**Exercise**
From the first line to the last, print the data exactly as it appears.

Collected data
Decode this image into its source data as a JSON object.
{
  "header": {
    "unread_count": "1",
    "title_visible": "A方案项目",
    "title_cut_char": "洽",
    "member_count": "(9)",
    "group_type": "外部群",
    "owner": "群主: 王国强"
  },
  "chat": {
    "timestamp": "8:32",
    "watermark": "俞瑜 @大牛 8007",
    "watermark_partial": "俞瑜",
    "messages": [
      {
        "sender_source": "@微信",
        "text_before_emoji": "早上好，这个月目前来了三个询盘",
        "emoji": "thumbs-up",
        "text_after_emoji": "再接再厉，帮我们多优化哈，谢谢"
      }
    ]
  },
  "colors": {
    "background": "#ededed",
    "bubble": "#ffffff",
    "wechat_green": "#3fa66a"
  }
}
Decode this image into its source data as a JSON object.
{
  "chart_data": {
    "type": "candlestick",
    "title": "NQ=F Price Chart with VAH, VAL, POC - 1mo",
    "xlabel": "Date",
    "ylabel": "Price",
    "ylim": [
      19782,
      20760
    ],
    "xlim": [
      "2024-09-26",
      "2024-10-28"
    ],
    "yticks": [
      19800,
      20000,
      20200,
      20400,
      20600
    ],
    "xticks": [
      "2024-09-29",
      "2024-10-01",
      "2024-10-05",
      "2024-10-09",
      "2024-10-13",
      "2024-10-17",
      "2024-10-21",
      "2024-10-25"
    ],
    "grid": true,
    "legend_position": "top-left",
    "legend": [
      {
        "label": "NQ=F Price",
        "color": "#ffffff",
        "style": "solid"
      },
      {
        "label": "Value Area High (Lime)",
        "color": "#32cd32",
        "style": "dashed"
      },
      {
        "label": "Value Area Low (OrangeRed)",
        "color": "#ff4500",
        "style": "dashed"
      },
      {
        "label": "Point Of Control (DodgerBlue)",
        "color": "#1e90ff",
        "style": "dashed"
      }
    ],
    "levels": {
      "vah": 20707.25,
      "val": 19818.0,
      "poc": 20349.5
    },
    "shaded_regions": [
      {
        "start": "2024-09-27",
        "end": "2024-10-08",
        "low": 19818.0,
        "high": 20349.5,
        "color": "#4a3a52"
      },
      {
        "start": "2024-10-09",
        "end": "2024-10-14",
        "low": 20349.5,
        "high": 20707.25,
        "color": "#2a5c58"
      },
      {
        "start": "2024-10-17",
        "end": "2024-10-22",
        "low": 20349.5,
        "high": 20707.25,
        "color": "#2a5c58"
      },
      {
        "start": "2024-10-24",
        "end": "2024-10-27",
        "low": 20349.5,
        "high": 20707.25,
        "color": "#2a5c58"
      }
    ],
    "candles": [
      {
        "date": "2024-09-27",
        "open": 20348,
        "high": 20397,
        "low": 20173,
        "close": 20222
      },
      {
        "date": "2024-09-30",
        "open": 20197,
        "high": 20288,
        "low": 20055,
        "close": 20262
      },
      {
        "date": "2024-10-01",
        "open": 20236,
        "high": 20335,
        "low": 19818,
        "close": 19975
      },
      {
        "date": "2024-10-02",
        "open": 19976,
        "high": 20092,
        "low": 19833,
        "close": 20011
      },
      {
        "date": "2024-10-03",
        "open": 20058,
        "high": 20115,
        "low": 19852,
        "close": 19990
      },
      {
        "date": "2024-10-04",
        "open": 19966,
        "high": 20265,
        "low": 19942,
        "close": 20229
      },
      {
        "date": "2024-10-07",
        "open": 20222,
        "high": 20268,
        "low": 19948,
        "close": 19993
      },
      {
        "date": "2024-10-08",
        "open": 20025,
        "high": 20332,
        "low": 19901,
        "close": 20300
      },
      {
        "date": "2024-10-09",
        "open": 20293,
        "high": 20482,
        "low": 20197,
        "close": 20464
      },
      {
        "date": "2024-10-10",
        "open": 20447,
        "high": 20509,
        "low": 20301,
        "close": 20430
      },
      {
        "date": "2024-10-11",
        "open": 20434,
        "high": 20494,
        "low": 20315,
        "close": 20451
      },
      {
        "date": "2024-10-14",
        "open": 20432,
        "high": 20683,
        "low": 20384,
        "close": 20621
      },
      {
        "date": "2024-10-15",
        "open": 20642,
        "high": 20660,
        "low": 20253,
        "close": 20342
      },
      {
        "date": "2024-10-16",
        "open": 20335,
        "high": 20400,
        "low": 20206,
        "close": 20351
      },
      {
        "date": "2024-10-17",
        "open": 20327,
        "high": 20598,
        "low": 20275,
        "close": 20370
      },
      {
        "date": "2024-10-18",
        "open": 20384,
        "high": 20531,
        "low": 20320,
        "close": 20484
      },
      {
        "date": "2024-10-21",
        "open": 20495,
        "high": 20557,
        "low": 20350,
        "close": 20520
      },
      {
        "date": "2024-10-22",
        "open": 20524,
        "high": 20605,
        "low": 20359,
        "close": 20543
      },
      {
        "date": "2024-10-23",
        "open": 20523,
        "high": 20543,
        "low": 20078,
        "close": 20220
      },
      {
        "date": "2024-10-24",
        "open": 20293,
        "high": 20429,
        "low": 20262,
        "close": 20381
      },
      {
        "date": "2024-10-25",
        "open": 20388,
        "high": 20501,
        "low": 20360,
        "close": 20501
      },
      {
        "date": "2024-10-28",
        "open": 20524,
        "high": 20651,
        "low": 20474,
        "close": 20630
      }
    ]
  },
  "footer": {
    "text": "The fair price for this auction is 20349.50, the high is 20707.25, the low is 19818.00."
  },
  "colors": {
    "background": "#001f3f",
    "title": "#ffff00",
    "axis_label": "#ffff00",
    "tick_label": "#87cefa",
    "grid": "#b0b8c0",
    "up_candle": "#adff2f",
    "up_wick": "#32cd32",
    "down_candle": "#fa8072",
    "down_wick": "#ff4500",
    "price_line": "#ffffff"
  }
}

**The completed task**
Decode this image into its source data as a JSON object.
{
  "header": {
    "unread_count": "1",
    "title_visible": "A方案项目",
    "title_cut_char": "洽",
    "member_count": "(9)",
    "group_type": "外部群",
    "owner": "群主: 王国强"
  },
  "chat": {
    "timestamp": "8:32",
    "watermark": "俞瑜 @大牛 8007",
    "watermark_partial": "俞瑜",
    "messages": [
      {
        "sender_source": "@微信",
        "text_before_emoji": "早上好，这个月目前来了三个询盘",
        "emoji": "thumbs-up",
        "text_after_emoji": "再接再厉，帮我们多优化哈，谢谢"
      }
    ]
  },
  "colors": {
    "background": "#ededed",
    "bubble": "#ffffff",
    "wechat_green": "#3fa66a"
  }
}
Decode this image into its source data as a JSON object.
{
  "chart_data": {
    "type": "candlestick",
    "title": "NQ=F Price Chart with VAH, VAL, POC - 1mo",
    "xlabel": "Date",
    "ylabel": "Price",
    "ylim": [
      19782,
      20760
    ],
    "xlim": [
      "2024-09-26",
      "2024-10-28"
    ],
    "yticks": [
      19800,
      20000,
      20200,
      20400,
      20600
    ],
    "xticks": [
      "2024-09-29",
      "2024-10-01",
      "2024-10-05",
      "2024-10-09",
      "2024-10-13",
      "2024-10-17",
      "2024-10-21",
      "2024-10-25"
    ],
    "grid": true,
    "legend_position": "top-left",
    "legend": [
      {
        "label": "NQ=F Price",
        "color": "#ffffff",
        "style": "solid"
      },
      {
        "label": "Value Area High (Lime)",
        "color": "#32cd32",
        "style": "dashed"
      },
      {
        "label": "Value Area Low (OrangeRed)",
        "color": "#ff4500",
        "style": "dashed"
      },
      {
        "label": "Point Of Control (DodgerBlue)",
        "color": "#1e90ff",
        "style": "dashed"
      }
    ],
    "levels": {
      "vah": 20707.25,
      "val": 19818.0,
      "poc": 20349.5
    },
    "shaded_regions": [
      {
        "start": "2024-09-27",
        "end": "2024-10-08",
        "low": 19818.0,
        "high": 20349.5,
        "color": "#4a3a52"
      },
      {
        "start": "2024-10-09",
        "end": "2024-10-14",
        "low": 20349.5,
        "high": 20707.25,
        "color": "#2a5c58"
      },
      {
        "start": "2024-10-17",
        "end": "2024-10-22",
        "low": 20349.5,
        "high": 20707.25,
        "color": "#2a5c58"
      },
      {
        "start": "2024-10-24",
        "end": "2024-10-27",
        "low": 20349.5,
        "high": 20707.25,
        "color": "#2a5c58"
      }
    ],
    "candles": [
      {
        "date": "2024-09-27",
        "open": 20348,
        "high": 20397,
        "low": 20173,
        "close": 20222
      },
      {
        "date": "2024-09-30",
        "open": 20197,
        "high": 20288,
        "low": 20055,
        "close": 20262
      },
      {
        "date": "2024-10-01",
        "open": 20236,
        "high": 20335,
        "low": 19818,
        "close": 19975
      },
      {
        "date": "2024-10-02",
        "open": 19976,
        "high": 20092,
        "low": 19833,
        "close": 20011
      },
      {
        "date": "2024-10-03",
        "open": 20058,
        "high": 20115,
        "low": 19852,
        "close": 19990
      },
      {
        "date": "2024-10-04",
        "open": 19966,
        "high": 20265,
        "low": 19942,
        "close": 20229
      },
      {
        "date": "2024-10-07",
        "open": 20222,
        "high": 20268,
        "low": 19948,
        "close": 19993
      },
      {
        "date": "2024-10-08",
        "open": 20025,
        "high": 20332,
        "low": 19901,
        "close": 20300
      },
      {
        "date": "2024-10-09",
        "open": 20293,
        "high": 20482,
        "low": 20197,
        "close": 20464
      },
      {
        "date": "2024-10-10",
        "open": 20447,
        "high": 20509,
        "low": 20301,
        "close": 20430
      },
      {
        "date": "2024-10-11",
        "open": 20434,
        "high": 20494,
        "low": 20315,
        "close": 20451
      },
      {
        "date": "2024-10-14",
        "open": 20432,
        "high": 20683,
        "low": 20384,
        "close": 20621
      },
      {
        "date": "2024-10-15",
        "open": 20642,
        "high": 20660,
        "low": 20253,
        "close": 20342
      },
      {
        "date": "2024-10-16",
        "open": 20335,
        "high": 20400,
        "low": 20206,
        "close": 20351
      },
      {
        "date": "2024-10-17",
        "open": 20327,
        "high": 20598,
        "low": 20275,
        "close": 20370
      },
      {
        "date": "2024-10-18",
        "open": 20384,
        "high": 20531,
        "low": 20320,
        "close": 20484
      },
      {
        "date": "2024-10-21",
        "open": 20495,
        "high": 20557,
        "low": 20350,
        "close": 20520
      },
      {
        "date": "2024-10-22",
        "open": 20524,
        "high": 20605,
        "low": 20359,
        "close": 20543
      },
      {
        "date": "2024-10-23",
        "open": 20523,
        "high": 20543,
        "low": 20078,
        "close": 20220
      },
      {
        "date": "2024-10-24",
        "open": 20293,
        "high": 20429,
        "low": 20262,
        "close": 20381
      },
      {
        "date": "2024-10-25",
        "open": 20388,
        "high": 20501,
        "low": 20360,
        "close": 20501
      },
      {
        "date": "2024-10-28",
        "open": 20524,
        "high": 20651,
        "low": 20474,
        "close": 20630
      }
    ]
  },
  "footer": {
    "text": "The fair price for this auction is 20349.50, the high is 20707.25, the low is 19818.00."
  },
  "colors": {
    "background": "#001f3f",
    "title": "#ffff00",
    "axis_label": "#ffff00",
    "tick_label": "#87cefa",
    "grid": "#b0b8c0",
    "up_candle": "#adff2f",
    "up_wick": "#32cd32",
    "down_candle": "#fa8072",
    "down_wick": "#ff4500",
    "price_line": "#ffffff"
  }
}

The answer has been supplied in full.